Acts 9:10-12 The vision of Ananias
by Pastor Timothy Smith on Tuesday, January 28, 2020
10 Now there was a certain disciple at Damascus named Ananias. The Lord said to him in a vision, “Ananias.” “Here I am, Lord,” he replied. 11 The Lord said to him, “Get up, go to Straight Street, to the house of Judas, and ask for a man called Saul of Tarsus. He is praying there. 12 He has seen a man named Ananias in a vision coming and laying his hands on him to restore his sight.”
This is obviously not the same Ananias that we briefly met in chapter 5. The name was common in Israel. There was a Jewish high priest with this name (Acts 23:2, 24:1); it might have been the name Hanani from the Old Testament, which was the name of several men (Nehemiah 1:2; 1 Chronicles 25:4) including the prophet (seer) of 2 Chronicles 16:7-10 imprisoned by King Asa.
Luke presents us with some geographical details here which although not crucial to the story are nevertheless part of the inspired text. The two cities mentioned, Damascus and Tarsus, were at this time two of the oldest continuously inhabited cities in the world (today Tarsus is in ruins). Damascus still has a “Straight street” (Darb al-Mustaqim), and the house of Judas mentioned in the text is traditionally thought to have been located on the west end, but this cannot be said with certainty. When Dr. Lenski visited Damascus in 1925, he said that he and his group had doubts as to whether this really was the same street.

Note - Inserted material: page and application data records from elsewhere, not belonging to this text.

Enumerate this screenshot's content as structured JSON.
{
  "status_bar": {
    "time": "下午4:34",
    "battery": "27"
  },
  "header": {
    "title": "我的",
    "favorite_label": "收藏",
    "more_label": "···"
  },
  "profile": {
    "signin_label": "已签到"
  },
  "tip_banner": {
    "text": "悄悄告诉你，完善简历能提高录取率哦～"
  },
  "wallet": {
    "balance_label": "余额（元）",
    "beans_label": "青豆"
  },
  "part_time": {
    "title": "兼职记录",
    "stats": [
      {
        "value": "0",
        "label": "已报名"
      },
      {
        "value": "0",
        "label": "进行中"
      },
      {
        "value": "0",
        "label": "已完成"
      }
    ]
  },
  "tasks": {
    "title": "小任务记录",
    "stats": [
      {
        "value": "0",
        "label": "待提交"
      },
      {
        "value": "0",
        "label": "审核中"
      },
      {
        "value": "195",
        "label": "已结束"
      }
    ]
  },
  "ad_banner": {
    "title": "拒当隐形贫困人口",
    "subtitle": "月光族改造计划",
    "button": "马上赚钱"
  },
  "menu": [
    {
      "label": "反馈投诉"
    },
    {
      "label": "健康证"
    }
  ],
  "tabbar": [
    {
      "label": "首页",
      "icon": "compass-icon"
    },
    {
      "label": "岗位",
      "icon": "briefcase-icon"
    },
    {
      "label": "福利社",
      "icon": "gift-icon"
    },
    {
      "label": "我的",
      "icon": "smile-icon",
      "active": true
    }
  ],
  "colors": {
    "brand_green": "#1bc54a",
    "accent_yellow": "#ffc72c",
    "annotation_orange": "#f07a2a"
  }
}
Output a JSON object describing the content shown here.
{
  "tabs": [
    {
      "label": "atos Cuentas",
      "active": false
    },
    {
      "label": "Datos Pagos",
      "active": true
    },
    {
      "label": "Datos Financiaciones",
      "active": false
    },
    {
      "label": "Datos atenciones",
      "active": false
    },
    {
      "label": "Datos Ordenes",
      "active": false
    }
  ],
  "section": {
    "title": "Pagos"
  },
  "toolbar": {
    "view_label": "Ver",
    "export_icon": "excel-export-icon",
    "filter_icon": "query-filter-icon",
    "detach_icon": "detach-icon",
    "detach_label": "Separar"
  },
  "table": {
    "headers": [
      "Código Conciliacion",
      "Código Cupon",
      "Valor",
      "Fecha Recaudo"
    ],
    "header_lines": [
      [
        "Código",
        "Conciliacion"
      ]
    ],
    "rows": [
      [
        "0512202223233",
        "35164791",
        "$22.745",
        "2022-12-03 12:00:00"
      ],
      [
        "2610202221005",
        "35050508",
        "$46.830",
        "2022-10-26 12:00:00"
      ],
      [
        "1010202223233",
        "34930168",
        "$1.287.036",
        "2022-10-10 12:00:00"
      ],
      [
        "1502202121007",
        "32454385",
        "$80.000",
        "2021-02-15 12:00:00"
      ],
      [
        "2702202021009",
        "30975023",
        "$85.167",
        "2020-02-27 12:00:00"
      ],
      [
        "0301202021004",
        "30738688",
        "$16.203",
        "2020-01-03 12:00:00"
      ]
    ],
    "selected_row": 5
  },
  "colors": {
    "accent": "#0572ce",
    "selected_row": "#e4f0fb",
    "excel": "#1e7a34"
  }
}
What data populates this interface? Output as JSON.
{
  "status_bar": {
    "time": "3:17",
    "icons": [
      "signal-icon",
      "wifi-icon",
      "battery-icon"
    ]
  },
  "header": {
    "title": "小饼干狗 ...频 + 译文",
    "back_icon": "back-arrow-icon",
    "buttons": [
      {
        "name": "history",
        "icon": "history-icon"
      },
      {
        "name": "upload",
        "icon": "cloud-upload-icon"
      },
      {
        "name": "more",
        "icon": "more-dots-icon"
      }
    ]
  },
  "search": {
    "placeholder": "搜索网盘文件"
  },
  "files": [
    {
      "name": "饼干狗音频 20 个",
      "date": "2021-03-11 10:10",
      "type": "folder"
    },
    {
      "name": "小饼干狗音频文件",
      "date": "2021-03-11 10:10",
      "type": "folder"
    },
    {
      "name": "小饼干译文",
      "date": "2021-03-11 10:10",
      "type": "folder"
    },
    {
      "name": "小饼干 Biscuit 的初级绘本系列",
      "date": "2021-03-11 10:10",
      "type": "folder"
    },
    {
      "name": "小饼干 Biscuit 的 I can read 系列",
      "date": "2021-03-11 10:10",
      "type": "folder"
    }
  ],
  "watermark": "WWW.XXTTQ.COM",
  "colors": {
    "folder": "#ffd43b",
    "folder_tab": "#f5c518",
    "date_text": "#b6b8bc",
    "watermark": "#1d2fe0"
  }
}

Tarsus was an important city on the border between Palestine and Asia Minor (Turkey). It had an excellent harbor, good natural resources nearby, and the fortification guarding the main mountain pass (the Cilician Gates) into Asia Minor and especially the regions of Cappadocia, Lycaonia and Galatia. In the hands of the Romans since about 66 BC, it had a population of perhaps half a million people at this time.
Notice that Ananias sees a vision while praying. There are other visions at this time (see Acts 10:1-23, 11:5, 16:9 and 18:9), sometimes of Jesus, and sometimes of someone or something else. The Lord was working more directly with his apostles and missionaries in those early days of the church, perhaps because the word of the new covenant, the New Testament, was not yet written down, and new instructions were sometimes necessary. Such visions were only given to men like Peter and Paul, men who were (or were about to be) full of the Holy Spirit, and who had the wisdom to put the vision into its proper context, obeying the word of the Lord. Before anyone today wishes that they might see a vision of Christ or hear the voice of the Holy Spirit, they should consider very carefully whether they would instantly love the message given to them by God. Some men received instructions that were difficult (Jonah 1:2; Ezekiel 24:16-17), and others received instructions that we would find impossible to carry out today (Genesis 22:2). Would we behave as Paul did when Agabus warned him about what was in store for him in Jerusalem (Acts 21:11)? Or when Jesus warned Peter about his death (John 21:18-19)?
What might have been the most significant for Ananias is that Saul was praying. He was no longer breathing out threats and murder. Now he was praying for the salvation of his wretched soul. Ananias had the door of the gospel flung open for him by the Lord himself. What would he do? What if the Lord put into your path a murderer and a man who had letters of authority enabling him to execute whatever Christians he found? We will hear Ananias’ reply next.
Pastor Timothy Smith